Your instructions:
Write back each entry precisely as it is given.

━━━ Provided records ━━━

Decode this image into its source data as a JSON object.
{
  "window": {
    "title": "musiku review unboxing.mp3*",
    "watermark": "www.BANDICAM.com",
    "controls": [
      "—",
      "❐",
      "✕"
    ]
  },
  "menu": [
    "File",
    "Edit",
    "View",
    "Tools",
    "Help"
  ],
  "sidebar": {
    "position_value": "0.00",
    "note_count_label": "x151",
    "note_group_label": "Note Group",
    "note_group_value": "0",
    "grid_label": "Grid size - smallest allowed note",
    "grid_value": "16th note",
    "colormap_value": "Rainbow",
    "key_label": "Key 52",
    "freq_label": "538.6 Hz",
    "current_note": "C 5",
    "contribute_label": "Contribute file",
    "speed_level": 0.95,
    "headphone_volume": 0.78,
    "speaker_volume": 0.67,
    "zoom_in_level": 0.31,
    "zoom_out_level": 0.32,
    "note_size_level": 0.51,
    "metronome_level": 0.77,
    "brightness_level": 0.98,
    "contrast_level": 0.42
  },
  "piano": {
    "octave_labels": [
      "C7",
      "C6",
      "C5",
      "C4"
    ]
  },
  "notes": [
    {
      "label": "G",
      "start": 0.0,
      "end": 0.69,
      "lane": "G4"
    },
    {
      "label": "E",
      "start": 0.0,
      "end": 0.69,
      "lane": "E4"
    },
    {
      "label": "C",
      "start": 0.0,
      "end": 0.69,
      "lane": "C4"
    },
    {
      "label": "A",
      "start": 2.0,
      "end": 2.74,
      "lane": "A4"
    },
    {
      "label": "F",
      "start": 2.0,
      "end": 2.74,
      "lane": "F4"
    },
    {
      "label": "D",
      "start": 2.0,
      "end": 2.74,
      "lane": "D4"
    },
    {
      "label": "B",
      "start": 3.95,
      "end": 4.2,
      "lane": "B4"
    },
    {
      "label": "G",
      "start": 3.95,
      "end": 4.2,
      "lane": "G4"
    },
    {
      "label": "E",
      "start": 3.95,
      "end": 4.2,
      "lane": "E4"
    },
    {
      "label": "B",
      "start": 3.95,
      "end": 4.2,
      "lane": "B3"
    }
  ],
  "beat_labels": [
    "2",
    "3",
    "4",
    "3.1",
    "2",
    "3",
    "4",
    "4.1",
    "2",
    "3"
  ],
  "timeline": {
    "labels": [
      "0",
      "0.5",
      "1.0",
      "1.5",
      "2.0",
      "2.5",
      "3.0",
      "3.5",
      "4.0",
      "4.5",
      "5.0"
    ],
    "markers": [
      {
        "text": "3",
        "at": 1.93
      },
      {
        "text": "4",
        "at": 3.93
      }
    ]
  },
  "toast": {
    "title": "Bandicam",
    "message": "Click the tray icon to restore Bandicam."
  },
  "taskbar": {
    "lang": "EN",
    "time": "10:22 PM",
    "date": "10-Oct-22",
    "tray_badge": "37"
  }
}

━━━

Solution to this exercise:
Decode this image into its source data as a JSON object.
{
  "window": {
    "title": "musiku review unboxing.mp3*",
    "watermark": "www.BANDICAM.com",
    "controls": [
      "—",
      "❐",
      "✕"
    ]
  },
  "menu": [
    "File",
    "Edit",
    "View",
    "Tools",
    "Help"
  ],
  "sidebar": {
    "position_value": "0.00",
    "note_count_label": "x151",
    "note_group_label": "Note Group",
    "note_group_value": "0",
    "grid_label": "Grid size - smallest allowed note",
    "grid_value": "16th note",
    "colormap_value": "Rainbow",
    "key_label": "Key 52",
    "freq_label": "538.6 Hz",
    "current_note": "C 5",
    "contribute_label": "Contribute file",
    "speed_level": 0.95,
    "headphone_volume": 0.78,
    "speaker_volume": 0.67,
    "zoom_in_level": 0.31,
    "zoom_out_level": 0.32,
    "note_size_level": 0.51,
    "metronome_level": 0.77,
    "brightness_level": 0.98,
    "contrast_level": 0.42
  },
  "piano": {
    "octave_labels": [
      "C7",
      "C6",
      "C5",
      "C4"
    ]
  },
  "notes": [
    {
      "label": "G",
      "start": 0.0,
      "end": 0.69,
      "lane": "G4"
    },
    {
      "label": "E",
      "start": 0.0,
      "end": 0.69,
      "lane": "E4"
    },
    {
      "label": "C",
      "start": 0.0,
      "end": 0.69,
      "lane": "C4"
    },
    {
      "label": "A",
      "start": 2.0,
      "end": 2.74,
      "lane": "A4"
    },
    {
      "label": "F",
      "start": 2.0,
      "end": 2.74,
      "lane": "F4"
    },
    {
      "label": "D",
      "start": 2.0,
      "end": 2.74,
      "lane": "D4"
    },
    {
      "label": "B",
      "start": 3.95,
      "end": 4.2,
      "lane": "B4"
    },
    {
      "label": "G",
      "start": 3.95,
      "end": 4.2,
      "lane": "G4"
    },
    {
      "label": "E",
      "start": 3.95,
      "end": 4.2,
      "lane": "E4"
    },
    {
      "label": "B",
      "start": 3.95,
      "end": 4.2,
      "lane": "B3"
    }
  ],
  "beat_labels": [
    "2",
    "3",
    "4",
    "3.1",
    "2",
    "3",
    "4",
    "4.1",
    "2",
    "3"
  ],
  "timeline": {
    "labels": [
      "0",
      "0.5",
      "1.0",
      "1.5",
      "2.0",
      "2.5",
      "3.0",
      "3.5",
      "4.0",
      "4.5",
      "5.0"
    ],
    "markers": [
      {
        "text": "3",
        "at": 1.93
      },
      {
        "text": "4",
        "at": 3.93
      }
    ]
  },
  "toast": {
    "title": "Bandicam",
    "message": "Click the tray icon to restore Bandicam."
  },
  "taskbar": {
    "lang": "EN",
    "time": "10:22 PM",
    "date": "10-Oct-22",
    "tray_badge": "37"
  }
}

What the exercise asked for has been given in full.